What you have to do:
Spot each line in the data below containing "icon" and copy it.

Start of Records to use

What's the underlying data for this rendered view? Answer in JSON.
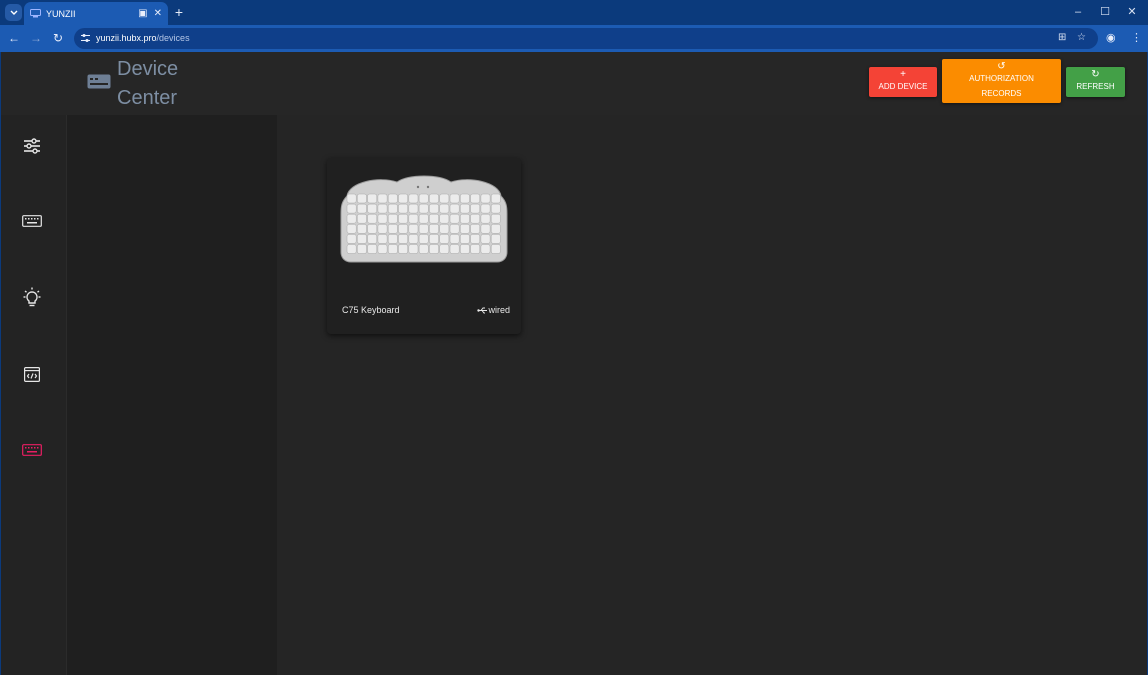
{
  "browser": {
    "tab_title": "YUNZII",
    "url_host": "yunzii.hubx.pro",
    "url_path": "/devices"
  },
  "header": {
    "title": "Device Center",
    "buttons": {
      "add_device": "ADD DEVICE",
      "authorization_records": "AUTHORIZATION RECORDS",
      "refresh": "REFRESH"
    }
  },
  "sidebar": {
    "items": [
      {
        "icon": "sliders-icon",
        "active": false
      },
      {
        "icon": "keyboard-icon",
        "active": false
      },
      {
        "icon": "lightbulb-icon",
        "active": false
      },
      {
        "icon": "code-window-icon",
        "active": false
      },
      {
        "icon": "keyboard-icon",
        "active": true
      }
    ]
  },
  "devices": [
    {
      "name": "C75 Keyboard",
      "connection": "wired"
    }
  ],
  "colors": {
    "add": "#f44336",
    "auth": "#fb8c00",
    "refresh": "#43a047",
    "active_sidebar": "#e91e63",
    "title": "#7d8ea3"
  }
}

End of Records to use

Solved problem:
        "icon": "sliders-icon",
        "icon": "keyboard-icon",
        "icon": "lightbulb-icon",
        "icon": "code-window-icon",
        "icon": "keyboard-icon",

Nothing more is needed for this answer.